ME --They've been holding up our work off and on now for about two months on the same bill. They are continuing to do it. They actually interrupt the work of the committees to get that done. Earlier you mentioned the holding up of appointments. I don't think you'll find that's been the case. We've been putting those appointments through almost as fast as the President is able to get the paperwork to us. Between the time he appoints people and the time we are able to take committee action, there has to be an investigation, part of which is done by the executive branch. We can't take final action until we've gotten that and I think you'll find we really expedited with one or two exceptions of people. There are always one or two exceptions of people who do not pass the process at all that we've expedited and got those appointments out. They are actually objecting to even committee meetings being held, ones that aren't related to campaign finance or anything else. From the time we go into session, we have two hours for committee meetings. At the end of two hours if the committee meeting is still in place, it requires unanimous consent. The Democrats are withholding unanimous consent until we do this campaign finance reform bill. And, it has to be their version or they will continue to object. They are not the ones in control here and they will not be the ones in control.
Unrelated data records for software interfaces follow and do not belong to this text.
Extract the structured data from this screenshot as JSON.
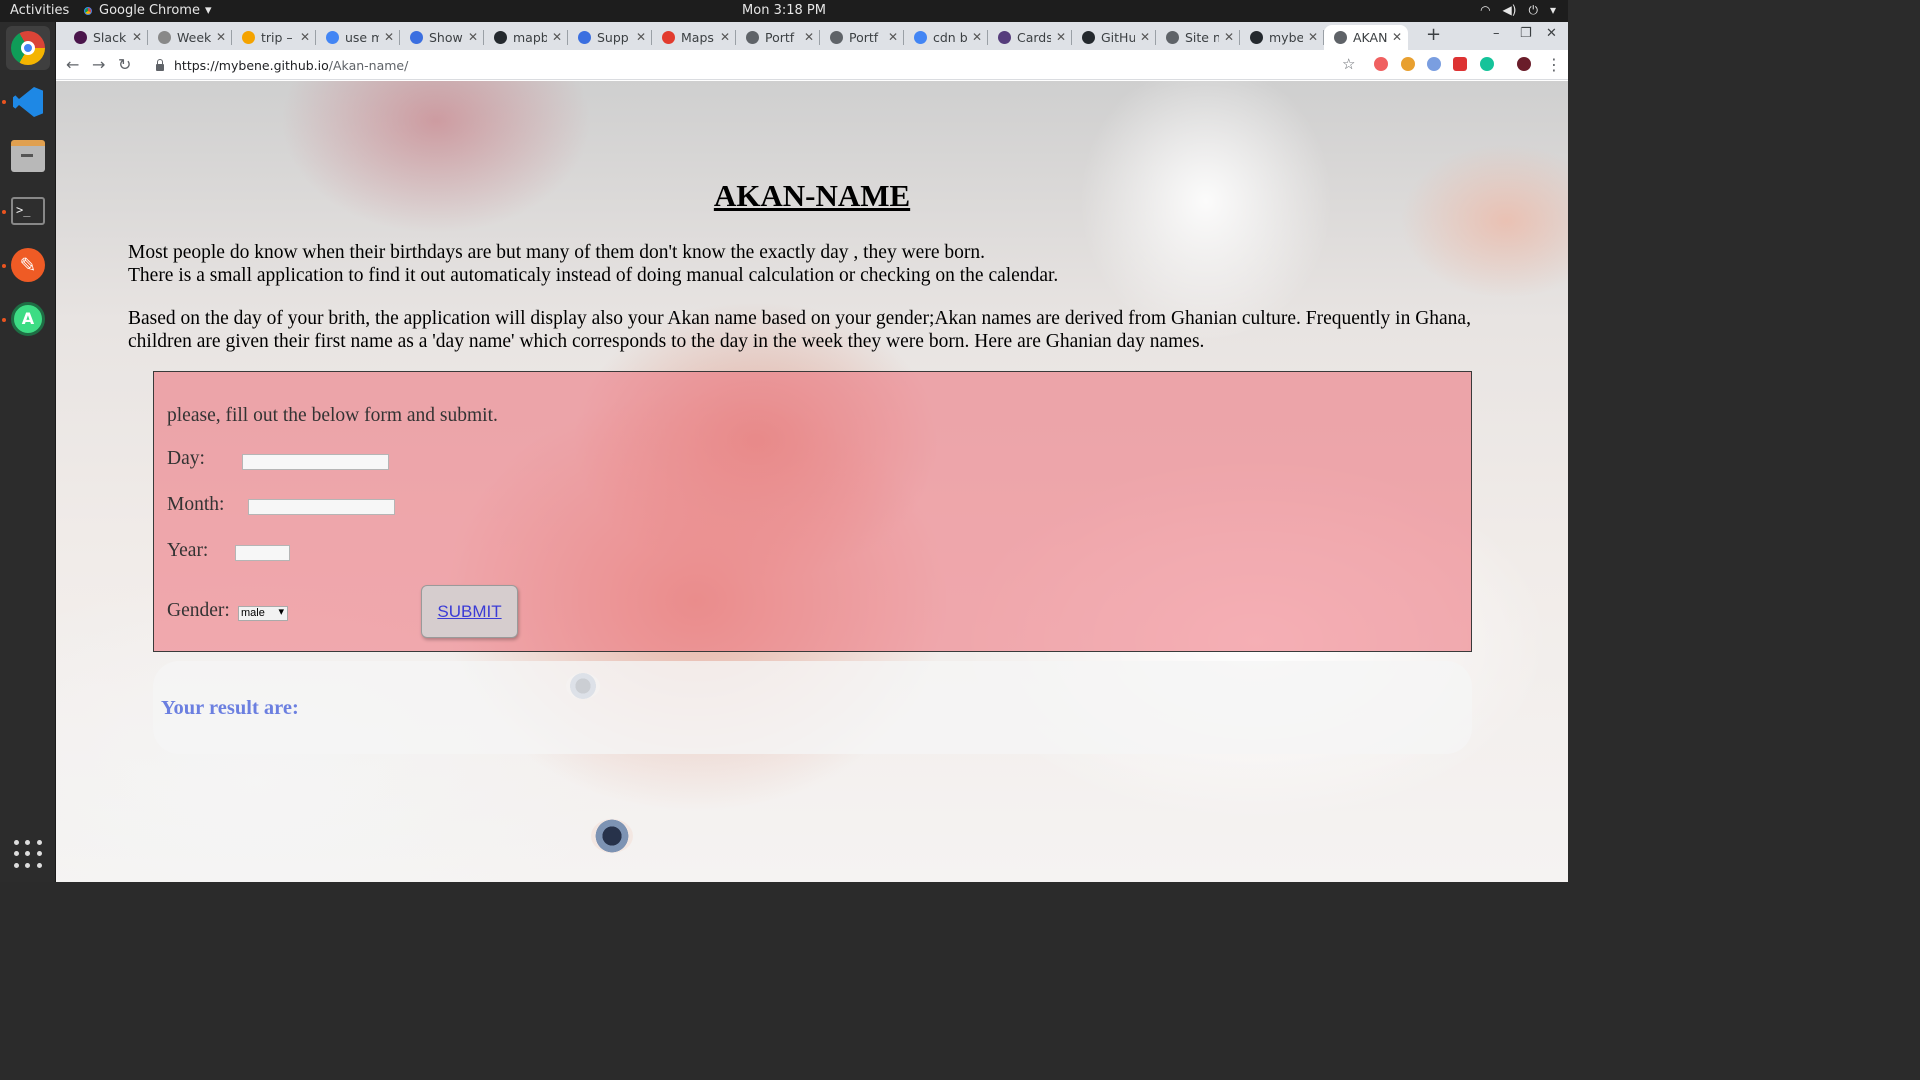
{
  "system": {
    "activities": "Activities",
    "app_menu": "Google Chrome",
    "clock": "Mon  3:18 PM"
  },
  "tabs": [
    {
      "title": "Slack",
      "color": "#4a154b"
    },
    {
      "title": "Week",
      "color": "#888888"
    },
    {
      "title": "trip –",
      "color": "#f4a300"
    },
    {
      "title": "use m",
      "color": "#4285f4"
    },
    {
      "title": "Show",
      "color": "#3b6fe0"
    },
    {
      "title": "mapb",
      "color": "#24292e"
    },
    {
      "title": "Supp",
      "color": "#3b6fe0"
    },
    {
      "title": "Maps",
      "color": "#e23b2e"
    },
    {
      "title": "Portf",
      "color": "#5f6368"
    },
    {
      "title": "Portf",
      "color": "#5f6368"
    },
    {
      "title": "cdn b",
      "color": "#4285f4"
    },
    {
      "title": "Cards",
      "color": "#563d7c"
    },
    {
      "title": "GitHu",
      "color": "#24292e"
    },
    {
      "title": "Site n",
      "color": "#5f6368"
    },
    {
      "title": "mybe",
      "color": "#24292e"
    },
    {
      "title": "AKAN",
      "color": "#5f6368",
      "active": true
    }
  ],
  "address": {
    "host": "https://mybene.github.io",
    "path": "/Akan-name/"
  },
  "page": {
    "title": "AKAN-NAME",
    "intro_line1": "Most people do know when their birthdays are but many of them don't know the exactly day , they were born.",
    "intro_line2": "There is a small application to find it out automaticaly instead of doing manual calculation or checking on the calendar.",
    "intro_para2": "Based on the day of your brith, the application will display also your Akan name based on your gender;Akan names are derived from Ghanian culture. Frequently in Ghana, children are given their first name as a 'day name' which corresponds to the day in the week they were born. Here are Ghanian day names.",
    "form": {
      "instruction": "please, fill out the below form and submit.",
      "day_label": "Day:",
      "month_label": "Month:",
      "year_label": "Year:",
      "gender_label": "Gender:",
      "gender_value": "male",
      "submit_label": "SUBMIT"
    },
    "result_label": "Your result are:"
  }
}
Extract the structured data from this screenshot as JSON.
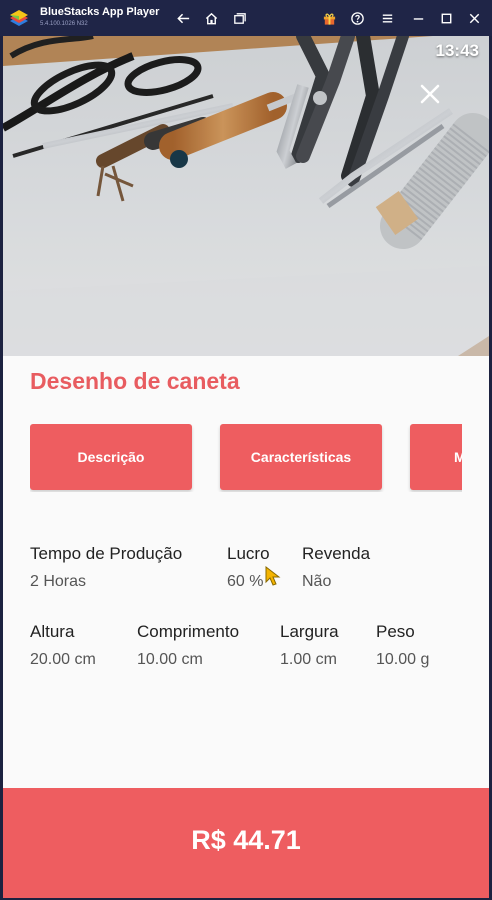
{
  "window": {
    "app_title": "BlueStacks App Player",
    "version": "5.4.100.1026 N32",
    "icons": [
      "back-icon",
      "home-icon",
      "multi-instance-icon",
      "gift-icon",
      "help-icon",
      "menu-icon",
      "minimize-icon",
      "maximize-icon",
      "close-icon"
    ]
  },
  "status": {
    "time": "13:43"
  },
  "product": {
    "title": "Desenho de caneta",
    "tabs": [
      "Descrição",
      "Características",
      "M"
    ],
    "production_time": {
      "label": "Tempo de Produção",
      "value": "2 Horas"
    },
    "profit": {
      "label": "Lucro",
      "value": "60 %"
    },
    "resale": {
      "label": "Revenda",
      "value": "Não"
    },
    "height": {
      "label": "Altura",
      "value": "20.00 cm"
    },
    "length": {
      "label": "Comprimento",
      "value": "10.00 cm"
    },
    "width": {
      "label": "Largura",
      "value": "1.00 cm"
    },
    "weight": {
      "label": "Peso",
      "value": "10.00 g"
    },
    "price": "R$ 44.71"
  },
  "colors": {
    "accent": "#ee5d60",
    "title": "#e85c60",
    "window_bar": "#1f2547"
  }
}
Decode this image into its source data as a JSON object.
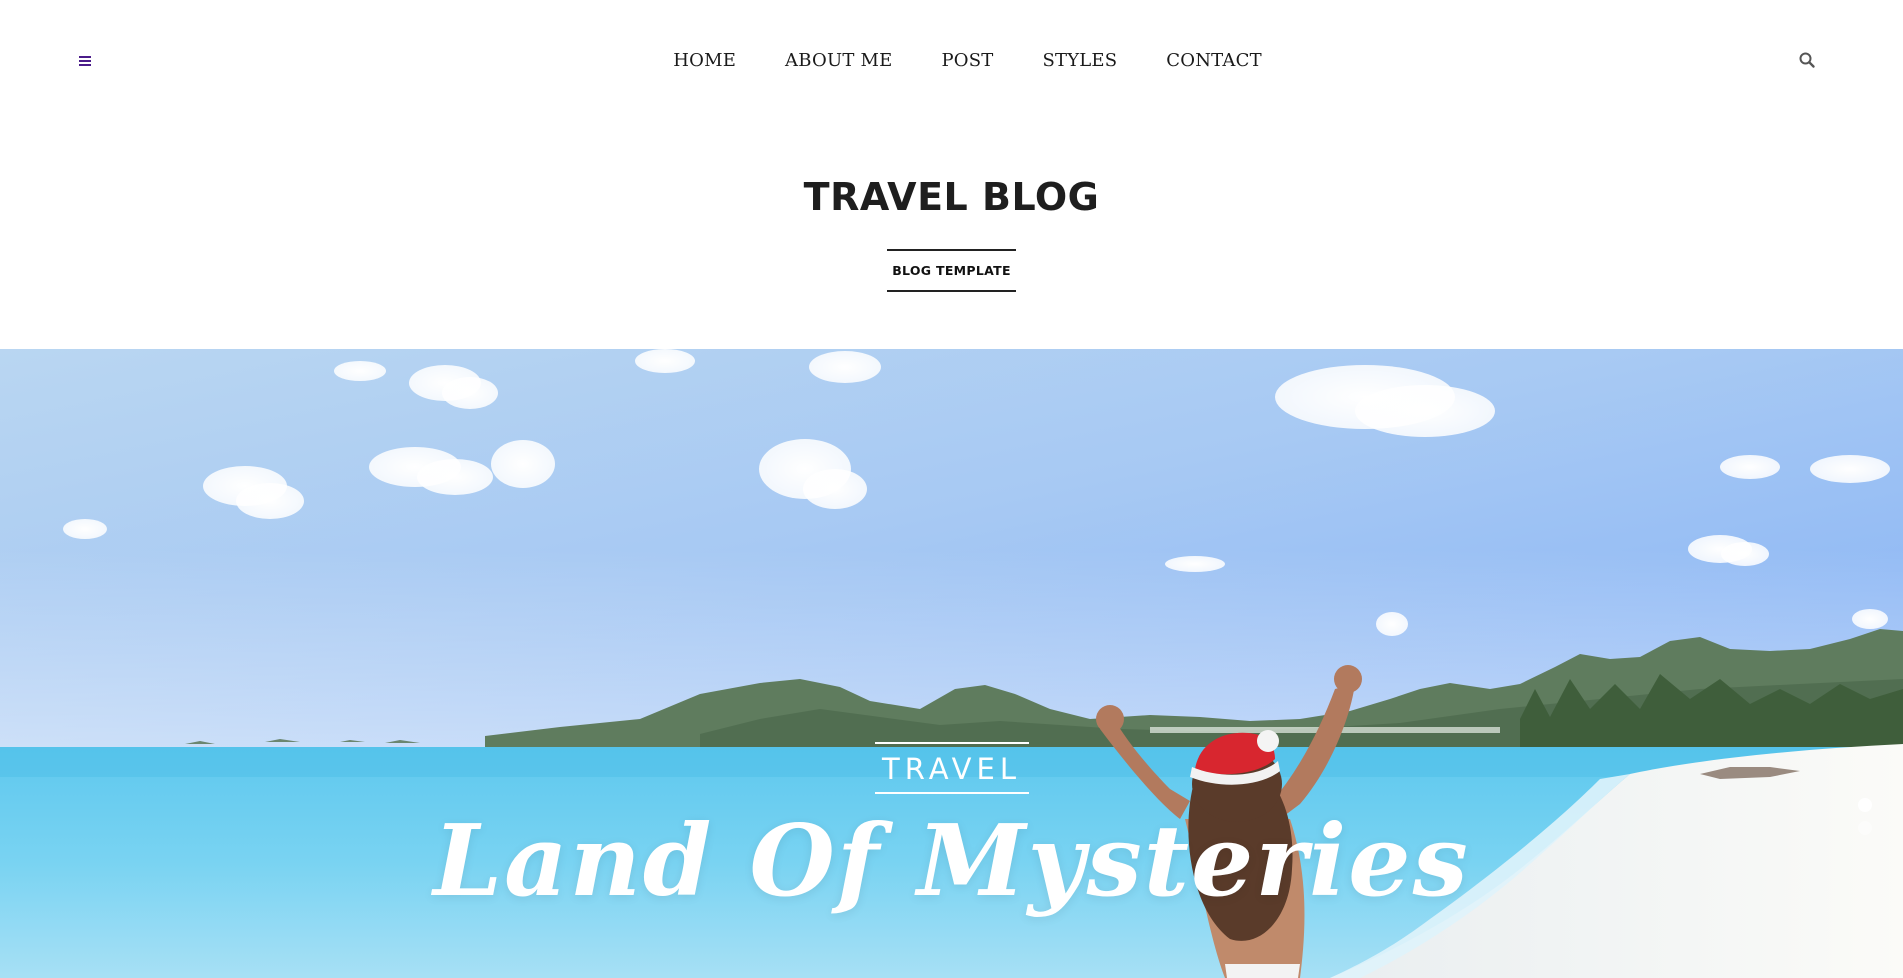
{
  "colors": {
    "accent": "#4b1c8a",
    "nav_text": "#1a1a1a",
    "title_text": "#1e1e1e",
    "hero_text": "#ffffff"
  },
  "header": {
    "menu_icon": "hamburger-menu-icon",
    "search_icon": "search-icon",
    "nav": [
      "HOME",
      "ABOUT ME",
      "POST",
      "STYLES",
      "CONTACT"
    ]
  },
  "site": {
    "title": "TRAVEL BLOG",
    "tagline": "BLOG TEMPLATE"
  },
  "hero": {
    "category": "TRAVEL",
    "headline": "Land Of Mysteries",
    "slides_total": 2,
    "active_slide": 1
  }
}
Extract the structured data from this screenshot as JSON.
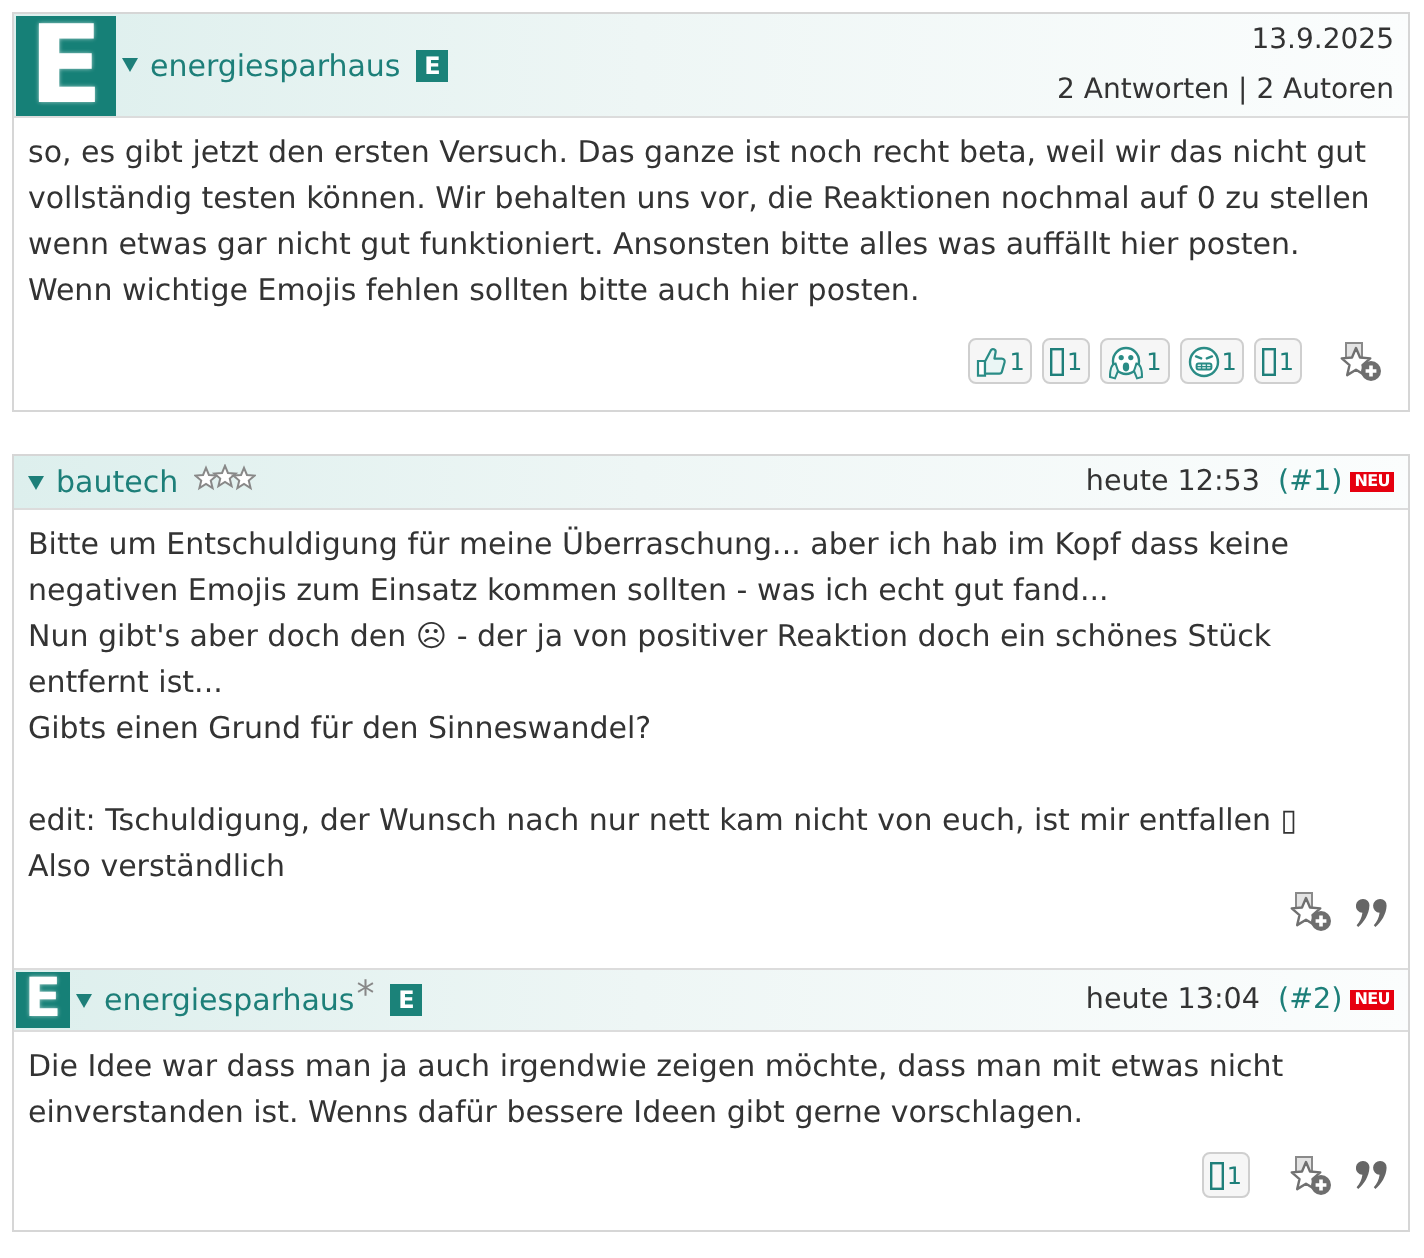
{
  "thread": {
    "author": {
      "kind": "team",
      "avatar": "E",
      "name": "energiesparhaus",
      "badge": "E"
    },
    "date": "13.9.2025",
    "stats": "2 Antworten | 2 Autoren",
    "body": "so, es gibt jetzt den ersten Versuch. Das ganze ist noch recht beta, weil wir das nicht gut\nvollständig testen können. Wir behalten uns vor, die Reaktionen nochmal auf 0 zu stellen\nwenn etwas gar nicht gut funktioniert. Ansonsten bitte alles was auffällt hier posten.\nWenn wichtige Emojis fehlen sollten bitte auch hier posten.",
    "reactions": [
      {
        "kind": "thumbs-up",
        "count": "1"
      },
      {
        "kind": "missing-glyph",
        "count": "1"
      },
      {
        "kind": "screaming-face",
        "count": "1"
      },
      {
        "kind": "grimacing-face",
        "count": "1"
      },
      {
        "kind": "missing-glyph",
        "count": "1"
      }
    ]
  },
  "replies": [
    {
      "author": {
        "kind": "member",
        "name": "bautech"
      },
      "time": "heute 12:53",
      "number": "(#1)",
      "new_badge": "NEU",
      "body": "Bitte um Entschuldigung für meine Überraschung... aber ich hab im Kopf dass keine\nnegativen Emojis zum Einsatz kommen sollten - was ich echt gut fand...\nNun gibt's aber doch den ☹ - der ja von positiver Reaktion doch ein schönes Stück\nentfernt ist...\nGibts einen Grund für den Sinneswandel?\n\nedit: Tschuldigung, der Wunsch nach nur nett kam nicht von euch, ist mir entfallen ▯\nAlso verständlich"
    },
    {
      "author": {
        "kind": "team",
        "avatar": "E",
        "name": "energiesparhaus",
        "mark": "*",
        "badge": "E"
      },
      "time": "heute 13:04",
      "number": "(#2)",
      "new_badge": "NEU",
      "body": "Die Idee war dass man ja auch irgendwie zeigen möchte, dass man mit etwas nicht\neinverstanden ist. Wenns dafür bessere Ideen gibt gerne vorschlagen.",
      "reactions": [
        {
          "kind": "missing-glyph",
          "count": "1"
        }
      ]
    }
  ]
}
JH -- Okay, I've got one more. The President now supports plans to reform the IRS but Treasury Secretary Rubin yesterday was saying something about scrapping the Internal Revenue Code by the year 2000 won't work. He says the Americans need a reliable tax system. It looks again as if the stage is being set for another effort by the White House to say they support reforms but are putting ink in the veto pen at the same time and then coopt the issue.
ME -- You hit the nail right on the head. The President has read the polls. He knows that the people are terribly disturbed with the Internal Revenue Service and that it cannot continue to exist the way that it is right now. He is trying to get on board with that but to prohibit any changes. All he wants to do is take advantage of the polls. He does not want true change in the Internal Revenue Service. We are going to get true change in the Internal Revenue Service because Republicans and Democrats want it and need it and American people are demanding it. I hope as a part of all of this what we can get is to back up just a moment and look at tax policy. Decide exactly what it is that we are trying to achieve with taxes besides raising money to pay for the federal ideas. There are ways that money can be taxed to promote good American values. I think we need to have that discussion and then move on to fixing the tax code. Both can be done in a relatively short time and it will get some resolution between the varying opinions of ways that tax reform ought to be done out there.
JH -- Do you have anything else?
JB -- I don't.
ME -- I really appreciate both of you participating to day. These weekly interviews really help me. I go back to Wyoming almost every weekend and get a chance to pick up some of that common sense and bring it back here. I get a different perspective from some of the other areas of the state by doing this weekly interview. Thank you very much.